Directions.
Where the records below show the word "required" in a line, please copy that line.

Available data.
┌──
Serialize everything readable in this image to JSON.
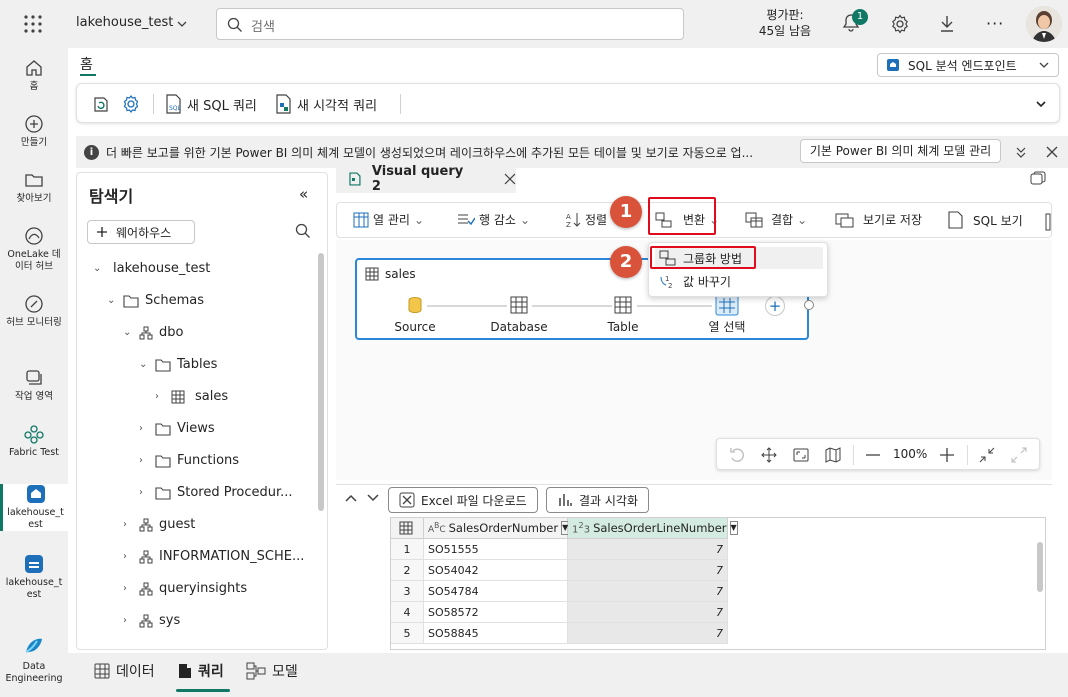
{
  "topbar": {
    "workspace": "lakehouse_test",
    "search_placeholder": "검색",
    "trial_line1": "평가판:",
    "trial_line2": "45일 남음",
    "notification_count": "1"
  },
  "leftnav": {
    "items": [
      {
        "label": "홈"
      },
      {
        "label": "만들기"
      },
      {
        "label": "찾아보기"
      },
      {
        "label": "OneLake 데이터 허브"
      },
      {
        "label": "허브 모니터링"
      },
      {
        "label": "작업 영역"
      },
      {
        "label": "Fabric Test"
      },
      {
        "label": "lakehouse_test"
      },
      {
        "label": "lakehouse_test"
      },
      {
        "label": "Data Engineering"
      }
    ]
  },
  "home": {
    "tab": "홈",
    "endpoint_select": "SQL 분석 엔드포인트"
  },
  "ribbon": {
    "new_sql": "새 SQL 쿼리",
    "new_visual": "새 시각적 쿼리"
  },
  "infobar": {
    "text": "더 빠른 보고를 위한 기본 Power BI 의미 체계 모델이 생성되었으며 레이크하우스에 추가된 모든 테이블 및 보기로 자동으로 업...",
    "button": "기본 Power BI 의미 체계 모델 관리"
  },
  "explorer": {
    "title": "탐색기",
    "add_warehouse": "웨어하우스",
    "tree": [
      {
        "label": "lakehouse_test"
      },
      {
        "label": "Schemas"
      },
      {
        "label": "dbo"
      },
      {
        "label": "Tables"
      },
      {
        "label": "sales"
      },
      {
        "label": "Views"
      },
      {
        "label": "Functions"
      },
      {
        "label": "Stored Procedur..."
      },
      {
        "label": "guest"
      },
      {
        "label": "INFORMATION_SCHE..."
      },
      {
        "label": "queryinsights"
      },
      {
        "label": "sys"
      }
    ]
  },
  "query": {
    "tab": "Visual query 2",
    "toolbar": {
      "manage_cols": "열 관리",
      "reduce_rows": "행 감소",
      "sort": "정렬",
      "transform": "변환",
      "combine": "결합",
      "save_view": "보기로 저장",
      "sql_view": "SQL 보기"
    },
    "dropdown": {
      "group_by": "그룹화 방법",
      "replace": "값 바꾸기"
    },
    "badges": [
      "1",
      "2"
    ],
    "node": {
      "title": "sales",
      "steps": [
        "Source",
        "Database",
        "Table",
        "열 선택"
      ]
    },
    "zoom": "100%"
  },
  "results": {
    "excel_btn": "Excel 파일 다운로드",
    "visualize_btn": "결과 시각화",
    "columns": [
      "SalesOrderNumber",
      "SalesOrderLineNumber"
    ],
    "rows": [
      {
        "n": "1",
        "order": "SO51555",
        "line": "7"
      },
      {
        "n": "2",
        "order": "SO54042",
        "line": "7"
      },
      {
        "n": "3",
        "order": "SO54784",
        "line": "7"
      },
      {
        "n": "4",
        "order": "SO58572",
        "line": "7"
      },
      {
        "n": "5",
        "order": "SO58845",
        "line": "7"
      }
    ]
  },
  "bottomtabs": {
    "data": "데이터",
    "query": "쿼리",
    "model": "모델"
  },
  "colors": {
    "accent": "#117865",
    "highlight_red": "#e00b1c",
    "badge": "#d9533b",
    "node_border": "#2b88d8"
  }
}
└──
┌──
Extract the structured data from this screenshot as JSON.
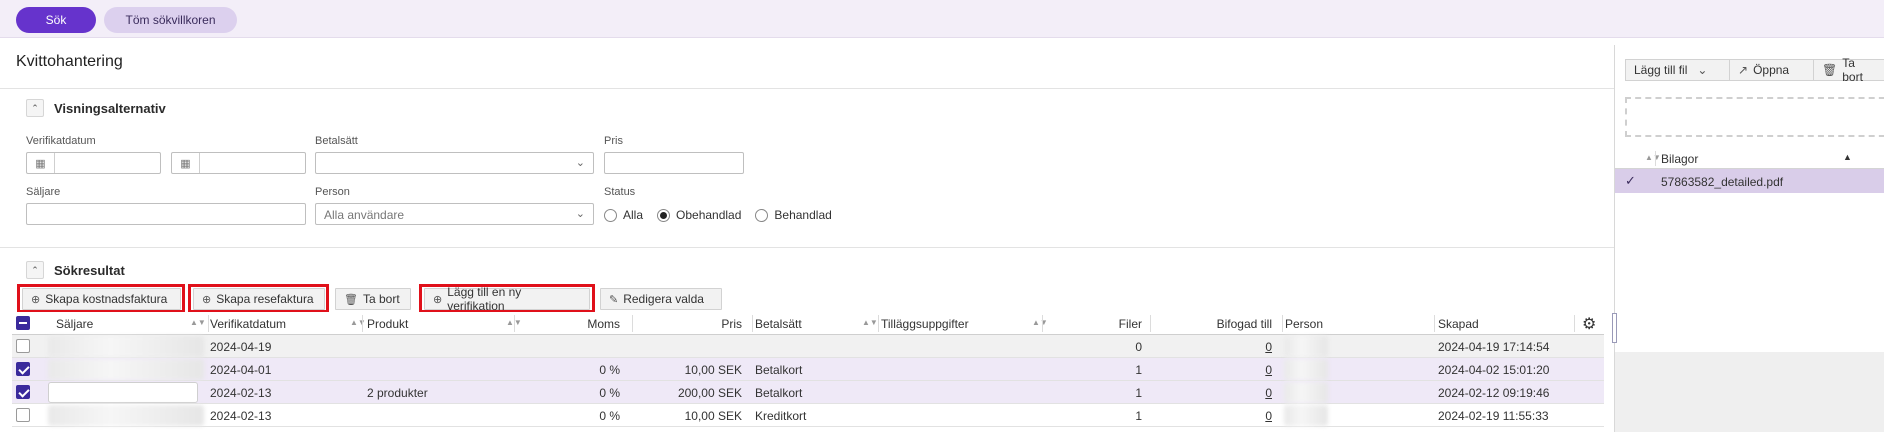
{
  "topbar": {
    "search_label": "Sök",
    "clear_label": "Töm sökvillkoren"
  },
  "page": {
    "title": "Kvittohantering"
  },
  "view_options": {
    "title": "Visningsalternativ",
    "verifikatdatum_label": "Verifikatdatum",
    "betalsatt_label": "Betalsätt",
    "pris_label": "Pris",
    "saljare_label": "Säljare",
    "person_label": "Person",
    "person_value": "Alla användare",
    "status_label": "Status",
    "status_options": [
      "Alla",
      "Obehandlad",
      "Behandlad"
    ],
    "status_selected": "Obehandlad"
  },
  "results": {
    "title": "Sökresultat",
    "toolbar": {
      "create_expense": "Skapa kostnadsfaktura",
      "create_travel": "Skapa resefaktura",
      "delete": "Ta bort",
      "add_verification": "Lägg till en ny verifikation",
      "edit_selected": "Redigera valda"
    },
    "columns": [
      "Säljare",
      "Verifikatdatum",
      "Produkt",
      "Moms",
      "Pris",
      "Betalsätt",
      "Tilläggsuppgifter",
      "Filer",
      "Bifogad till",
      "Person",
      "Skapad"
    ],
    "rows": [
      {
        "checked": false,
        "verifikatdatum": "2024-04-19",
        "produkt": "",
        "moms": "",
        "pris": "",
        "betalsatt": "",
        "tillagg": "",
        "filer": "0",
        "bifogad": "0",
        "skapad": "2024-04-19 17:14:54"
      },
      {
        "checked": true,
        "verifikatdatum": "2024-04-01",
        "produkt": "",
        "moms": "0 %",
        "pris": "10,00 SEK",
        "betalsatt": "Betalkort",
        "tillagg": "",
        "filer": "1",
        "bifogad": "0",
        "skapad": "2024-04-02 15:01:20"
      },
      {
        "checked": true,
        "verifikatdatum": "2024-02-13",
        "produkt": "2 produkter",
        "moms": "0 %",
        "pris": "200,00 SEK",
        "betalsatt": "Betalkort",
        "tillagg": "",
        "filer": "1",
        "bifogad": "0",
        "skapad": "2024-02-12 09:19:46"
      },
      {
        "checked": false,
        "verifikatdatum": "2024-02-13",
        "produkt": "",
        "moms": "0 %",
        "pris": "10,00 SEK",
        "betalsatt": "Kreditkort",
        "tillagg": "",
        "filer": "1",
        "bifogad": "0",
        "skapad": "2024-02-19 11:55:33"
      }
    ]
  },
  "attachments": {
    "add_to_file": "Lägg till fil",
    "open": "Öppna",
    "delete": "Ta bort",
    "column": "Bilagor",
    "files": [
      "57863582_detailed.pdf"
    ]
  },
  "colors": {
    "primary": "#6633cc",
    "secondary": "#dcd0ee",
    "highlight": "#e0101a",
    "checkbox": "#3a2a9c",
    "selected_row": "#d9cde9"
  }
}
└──
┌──
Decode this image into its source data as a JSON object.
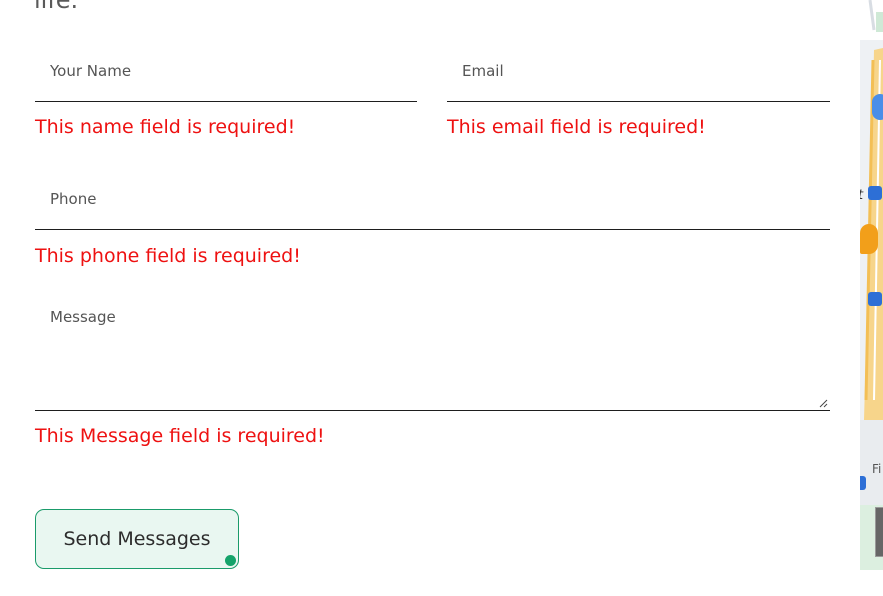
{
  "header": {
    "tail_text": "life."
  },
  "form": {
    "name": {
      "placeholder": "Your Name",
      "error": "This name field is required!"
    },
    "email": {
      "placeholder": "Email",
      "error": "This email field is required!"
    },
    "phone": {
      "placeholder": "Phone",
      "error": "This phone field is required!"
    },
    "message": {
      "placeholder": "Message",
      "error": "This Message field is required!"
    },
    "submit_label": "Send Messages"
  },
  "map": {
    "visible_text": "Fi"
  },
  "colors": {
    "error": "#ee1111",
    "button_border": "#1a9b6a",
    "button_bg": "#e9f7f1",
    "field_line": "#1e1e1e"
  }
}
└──
Task response.
      "error": "This name field is required!"
      "error": "This email field is required!"
      "error": "This phone field is required!"
      "error": "This Message field is required!"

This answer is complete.